- Recovered virus was inducible but produced non-infectious virions containing viral RNA but lacking envelope.
- That without an easy way to test residual low level viral load, it isn’t possible to identify such cases, which might be as common as 1 in 250 people on otherwise stable ART.
The study was published as an online open access paper in the Journal of Clinical Investigation in January.
Similar cases presented at CROI 2019 were restricted to levels of viraemia that were between 50 to 200 copies/mL when treatment changes would not necessarily have been recommended. [2, 3, 4]
This paper is notable for including higher levels of viraemia >1000 copies/mL when all guidelines recommend changing ART.
Low level viral load (>50 to 1000 copies/mL) is a cause of significant stress and anxiety to people living with HIV who expect their viral load to be undetectable (<50 copies/mL) for both their own health and as protection for their partners.
This highlights the need for an easy test to identify the source of rebound viral load.
Without this test, it might be possible to use lack of impact from ART intensification as a way to return to previous ART, without continued worry about low level viraemia.
This is clearly an area that needs further research.
- White JA et al. Clonally expanded HIV-1 proviruses with 5’-Leader defects can give rise to nonsuppressible residual viremia, J Clin Invest. 2023. DOI: 10.1172/JCI165245. (5 January 2023).
- Collins S. Viral reservoir can explain persistent low level viraemia with good adherence on ART. HTB (12 March 2019).
- Halvas EK et al. Nonsuppressible viremia on ART from large cell clones carrying intact proviruses. CROI 4 – 7 March 2019, Seattle. Oral abstract 23.

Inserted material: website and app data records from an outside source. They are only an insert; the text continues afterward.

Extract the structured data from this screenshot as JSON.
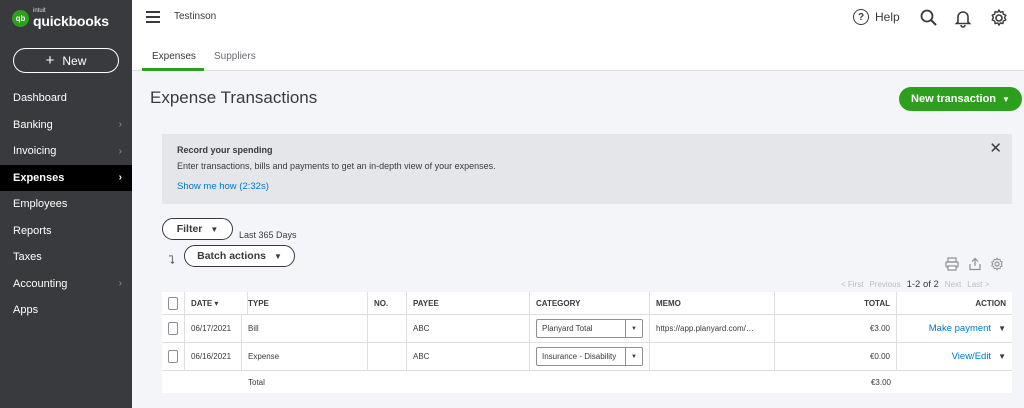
{
  "app": {
    "logo_badge": "qb",
    "logo_small": "intuit",
    "logo_name": "quickbooks",
    "brand_green": "#2ca01c",
    "link_blue": "#0077c5"
  },
  "sidebar": {
    "new_label": "New",
    "items": [
      {
        "label": "Dashboard",
        "has_chevron": false
      },
      {
        "label": "Banking",
        "has_chevron": true
      },
      {
        "label": "Invoicing",
        "has_chevron": true
      },
      {
        "label": "Expenses",
        "has_chevron": true,
        "active": true
      },
      {
        "label": "Employees",
        "has_chevron": false
      },
      {
        "label": "Reports",
        "has_chevron": false
      },
      {
        "label": "Taxes",
        "has_chevron": false
      },
      {
        "label": "Accounting",
        "has_chevron": true
      },
      {
        "label": "Apps",
        "has_chevron": false
      }
    ]
  },
  "topbar": {
    "company": "Testinson",
    "help_label": "Help",
    "icons": [
      "help-icon",
      "search-icon",
      "bell-icon",
      "gear-icon"
    ]
  },
  "tabs": [
    {
      "label": "Expenses",
      "active": true
    },
    {
      "label": "Suppliers",
      "active": false
    }
  ],
  "header": {
    "title": "Expense Transactions",
    "new_transaction": "New transaction"
  },
  "banner": {
    "title": "Record your spending",
    "body": "Enter transactions, bills and payments to get an in-depth view of your expenses.",
    "link": "Show me how (2:32s)"
  },
  "controls": {
    "filter_label": "Filter",
    "date_range": "Last 365 Days",
    "batch_label": "Batch actions",
    "pager": {
      "first": "< First",
      "previous": "Previous",
      "range": "1-2 of 2",
      "next": "Next",
      "last": "Last >"
    }
  },
  "table": {
    "columns": {
      "date": "DATE ▾",
      "type": "TYPE",
      "no": "NO.",
      "payee": "PAYEE",
      "category": "CATEGORY",
      "memo": "MEMO",
      "total": "TOTAL",
      "action": "ACTION"
    },
    "rows": [
      {
        "date": "06/17/2021",
        "type": "Bill",
        "no": "",
        "payee": "ABC",
        "category": "Planyard Total",
        "memo": "https://app.planyard.com/…",
        "total": "€3.00",
        "action": "Make payment"
      },
      {
        "date": "06/16/2021",
        "type": "Expense",
        "no": "",
        "payee": "ABC",
        "category": "Insurance - Disability",
        "memo": "",
        "total": "€0.00",
        "action": "View/Edit"
      }
    ],
    "footer": {
      "label": "Total",
      "total": "€3.00"
    }
  }
}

- Halvas EK et al. HIV-1 viremia not suppressible by antiretroviral therapy can originate from large T cell clones producing infectious virus. J Clin Invest. 2020; 130(11):5847-5857. doi: 10.1172/JCI138099. (2 November 2020.